Originally published in Bloomberg Law on June 17, 2019

Fresno, Calif., police officers may have just gotten away with grand larceny. The Ninth Circuit recently passed on the opportunity to establish—once-and-for-all—that police officers stealing private property while executing a search warrant is, in fact, unconstitutional.

The Jessop v. City of Fresno case brings to light a doctrine called “qualified immunity,” which may have allowed corrupt cops to steal property without facing constitutional consequences.

Qualified immunity protects state workers, like the police, from civil rights lawsuits. The logic runs that even if an officer does something that some may consider unfair or wrong, if he or she does not violate a citizen’s rights, or if a reasonable officer doesn’t have notice that he or she acted unconstitutionally, the officer should be protected from a lawsuit. In other words, police who act in good faith are shielded from lawsuits, but police who knowingly violate constitutional rights, are not.

That’s the way qualified immunity should work, but in this case, the Ninth Circuit balked.

In 2013, Fresno police obtained a search warrant for evidence of an illegal gambling operation allegedly run by Micah Jessop and an associate. The police seized $275,000, including $125,000 in collectible coins. No charges were filed against Jessop or his associate, but the evidence inventory reflected just $50,000—and no coins.

Fourth Amendment Claim

Jessop sued the police for stealing his money and property, arguing that the theft violated his Fourth Amendment right to be free from unreasonable search and seizure. The police insisted that because they seized Jessop’s assets with a valid search warrant, they were immune from being sued.

In analyzing the officer’s immunity claim, the court didn’t decide whether the act of police-theft violated Jessop’s rights. Instead, the Ninth Circuit held only that there were not enough existing court decisions regarding whether such conduct violates the Fourth Amendment. And just like that, the Ninth Circuit granted the officers qualified immunity and dismissed Jessop’s lawsuit.

By passing on whether police-theft is unconstitutional, the Ninth Circuit turned one bad decision into an ongoing constitutional conundrum.

Constitutional Ignorance is Bliss

Courts were formerly required to determine first whether plaintiffs had been deprived of a constitutional right before proceeding to consider whether that right was “clearly established.” In 2009, the U.S. Supreme Court decided that it is in a courts’ discretion as to which step of qualified immunity should be analyzed first, before expending “scarce judicial resources.”

In Jessop, the Ninth Circuit missed a key point, though—while the Supreme Court permitted step-skipping in some instances, it held that it isn’t appropriate in everyinstance. By simultaneously refusing to decide whether Jessop had a constitutional right at all and deciding that the constitutional right was “not clearly established,” the court ensured that the right may never be clearly established for anyone in the future.
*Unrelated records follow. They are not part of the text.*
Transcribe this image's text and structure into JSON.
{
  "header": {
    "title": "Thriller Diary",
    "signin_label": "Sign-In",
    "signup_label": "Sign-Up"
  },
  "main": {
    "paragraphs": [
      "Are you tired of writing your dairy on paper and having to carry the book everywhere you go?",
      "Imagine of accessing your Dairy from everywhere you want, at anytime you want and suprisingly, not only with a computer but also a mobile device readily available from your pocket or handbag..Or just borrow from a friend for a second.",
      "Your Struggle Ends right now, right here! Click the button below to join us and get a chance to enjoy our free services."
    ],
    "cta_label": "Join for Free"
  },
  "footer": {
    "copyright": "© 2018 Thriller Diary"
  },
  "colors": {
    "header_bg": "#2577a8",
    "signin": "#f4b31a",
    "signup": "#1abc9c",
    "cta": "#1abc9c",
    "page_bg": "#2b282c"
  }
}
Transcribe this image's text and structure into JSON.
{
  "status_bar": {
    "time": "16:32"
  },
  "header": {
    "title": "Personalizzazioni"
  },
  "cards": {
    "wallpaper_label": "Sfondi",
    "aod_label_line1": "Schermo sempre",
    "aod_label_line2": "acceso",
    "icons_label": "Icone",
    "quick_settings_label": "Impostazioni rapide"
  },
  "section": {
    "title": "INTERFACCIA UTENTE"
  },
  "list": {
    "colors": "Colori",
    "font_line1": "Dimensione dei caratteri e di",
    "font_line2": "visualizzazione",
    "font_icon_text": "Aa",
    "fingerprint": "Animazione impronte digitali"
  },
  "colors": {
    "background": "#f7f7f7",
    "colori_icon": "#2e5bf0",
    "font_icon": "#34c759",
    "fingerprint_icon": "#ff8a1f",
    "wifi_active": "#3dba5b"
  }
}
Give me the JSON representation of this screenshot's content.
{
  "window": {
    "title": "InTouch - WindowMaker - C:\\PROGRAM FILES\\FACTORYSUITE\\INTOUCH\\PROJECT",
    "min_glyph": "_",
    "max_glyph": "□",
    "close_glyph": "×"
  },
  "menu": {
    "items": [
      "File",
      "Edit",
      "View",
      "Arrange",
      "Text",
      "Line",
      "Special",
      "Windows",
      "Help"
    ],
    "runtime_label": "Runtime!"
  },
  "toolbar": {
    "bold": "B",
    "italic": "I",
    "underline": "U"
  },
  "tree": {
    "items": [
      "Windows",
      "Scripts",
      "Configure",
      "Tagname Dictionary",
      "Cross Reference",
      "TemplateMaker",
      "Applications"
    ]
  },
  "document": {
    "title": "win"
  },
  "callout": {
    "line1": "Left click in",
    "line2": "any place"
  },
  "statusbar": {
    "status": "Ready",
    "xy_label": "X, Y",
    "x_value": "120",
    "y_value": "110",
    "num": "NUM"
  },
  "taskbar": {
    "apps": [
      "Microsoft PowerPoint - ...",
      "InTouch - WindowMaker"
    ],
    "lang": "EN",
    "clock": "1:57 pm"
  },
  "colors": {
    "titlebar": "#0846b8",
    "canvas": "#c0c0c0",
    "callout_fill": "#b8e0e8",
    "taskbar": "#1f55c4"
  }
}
The irony should be apparent. There is now a settled void in the law—precedent has established that there is no precedent in the Ninth Circuit deeming police-thefts unconstitutional. Thus, lower courts are duty-bound to dismiss similar cases against the police, which in turn discourages victims from bringing civil rights lawsuits, given the futility of doing so. This also encourages bad police behavior with little hope of ever being reviewed.

The Ninth Circuit Should Rehear the Case

Shielding police who knowingly violated the law turns civil rights litigation on its head. The Jessop decision is patently inconsistent with qualified immunity’s intention to protect only the police’s good faith mistakes. Here, police who knowingly violated the law will not face constitutional sanction for their illegal behavior—that’s not how qualified immunity is supposed to work.

Even if it’s not obvious to the Ninth Circuit that police-theft violates the Fourth Amendment, deciding both questions—whether a right exists and whether it is clearly established—will facilitate the development of constitutional law. Ongoing development of the law is essential to delineating the boundaries of constitutional conduct and reinvigorating litigation as a tool for vindicating our civil rights when state actors deprive us of them.

The Ninth Circuit still has a chance to get civil rights litigation back on track—the full court should rehear Jessop and reverse its course in qualified immunity cases by always deciding both whether a right exists and whether it is clearly established.

This column does not necessarily reflect the opinion of The Bureau of National Affairs, Inc. or its owners.

Author Information

Michael P. DeGrandis is senior litigation counsel at the New Civil Liberties Alliance, a nonprofit civil rights organization that filed an amicus brief in support of the appellant’s petition for rehearing.